### DATASET EXCERPTS

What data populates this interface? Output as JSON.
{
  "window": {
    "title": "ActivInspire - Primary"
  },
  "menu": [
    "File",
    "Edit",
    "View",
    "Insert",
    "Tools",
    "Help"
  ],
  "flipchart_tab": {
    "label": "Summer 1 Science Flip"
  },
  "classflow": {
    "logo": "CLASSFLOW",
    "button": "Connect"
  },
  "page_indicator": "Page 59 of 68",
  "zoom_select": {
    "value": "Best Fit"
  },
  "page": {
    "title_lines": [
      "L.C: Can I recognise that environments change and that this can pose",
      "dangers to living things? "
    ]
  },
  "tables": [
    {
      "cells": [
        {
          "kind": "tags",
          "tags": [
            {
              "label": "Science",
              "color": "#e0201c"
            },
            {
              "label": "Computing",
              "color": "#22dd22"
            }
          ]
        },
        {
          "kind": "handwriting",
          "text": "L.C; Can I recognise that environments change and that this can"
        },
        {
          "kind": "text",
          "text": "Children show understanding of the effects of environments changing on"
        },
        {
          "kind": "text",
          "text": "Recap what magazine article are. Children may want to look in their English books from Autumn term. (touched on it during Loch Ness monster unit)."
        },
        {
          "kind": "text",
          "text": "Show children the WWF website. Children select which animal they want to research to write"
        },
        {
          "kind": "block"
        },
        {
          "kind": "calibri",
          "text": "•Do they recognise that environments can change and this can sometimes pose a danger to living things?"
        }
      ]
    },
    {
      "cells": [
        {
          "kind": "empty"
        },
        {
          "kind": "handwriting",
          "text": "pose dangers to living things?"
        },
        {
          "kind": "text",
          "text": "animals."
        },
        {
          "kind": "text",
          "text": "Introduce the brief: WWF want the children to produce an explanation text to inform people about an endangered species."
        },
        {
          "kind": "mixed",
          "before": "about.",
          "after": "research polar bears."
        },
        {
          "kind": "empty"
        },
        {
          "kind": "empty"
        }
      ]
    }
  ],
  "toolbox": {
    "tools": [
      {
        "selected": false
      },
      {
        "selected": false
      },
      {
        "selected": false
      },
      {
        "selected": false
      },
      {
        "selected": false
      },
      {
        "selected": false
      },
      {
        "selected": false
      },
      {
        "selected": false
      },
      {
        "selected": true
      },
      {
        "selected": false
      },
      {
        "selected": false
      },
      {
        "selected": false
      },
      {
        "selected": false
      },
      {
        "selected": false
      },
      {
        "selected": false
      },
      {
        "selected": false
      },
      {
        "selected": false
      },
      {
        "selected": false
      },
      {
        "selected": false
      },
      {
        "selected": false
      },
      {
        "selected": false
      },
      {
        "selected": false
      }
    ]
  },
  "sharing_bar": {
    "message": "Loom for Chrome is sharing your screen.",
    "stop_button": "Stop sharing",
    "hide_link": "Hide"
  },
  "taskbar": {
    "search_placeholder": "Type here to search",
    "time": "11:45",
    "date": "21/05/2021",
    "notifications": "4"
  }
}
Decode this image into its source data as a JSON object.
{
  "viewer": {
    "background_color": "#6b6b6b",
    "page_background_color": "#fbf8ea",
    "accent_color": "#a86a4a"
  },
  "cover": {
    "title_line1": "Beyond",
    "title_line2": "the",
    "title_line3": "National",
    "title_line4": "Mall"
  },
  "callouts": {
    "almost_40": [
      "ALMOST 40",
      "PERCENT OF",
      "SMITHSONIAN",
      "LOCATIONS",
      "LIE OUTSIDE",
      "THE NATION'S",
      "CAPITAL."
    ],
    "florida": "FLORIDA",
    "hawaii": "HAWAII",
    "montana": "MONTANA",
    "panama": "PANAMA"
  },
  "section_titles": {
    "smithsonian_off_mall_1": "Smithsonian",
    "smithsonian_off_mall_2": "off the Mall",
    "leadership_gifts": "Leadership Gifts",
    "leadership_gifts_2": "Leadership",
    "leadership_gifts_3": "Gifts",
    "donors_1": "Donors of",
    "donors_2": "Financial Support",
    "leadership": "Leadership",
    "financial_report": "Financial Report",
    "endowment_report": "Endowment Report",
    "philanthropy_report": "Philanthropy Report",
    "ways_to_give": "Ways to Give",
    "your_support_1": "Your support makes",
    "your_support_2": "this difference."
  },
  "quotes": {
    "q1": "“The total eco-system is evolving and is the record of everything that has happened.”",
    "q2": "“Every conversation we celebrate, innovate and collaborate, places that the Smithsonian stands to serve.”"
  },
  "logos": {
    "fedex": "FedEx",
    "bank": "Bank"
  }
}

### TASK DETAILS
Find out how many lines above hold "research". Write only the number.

### RESULT OF THIS EXERCISE
2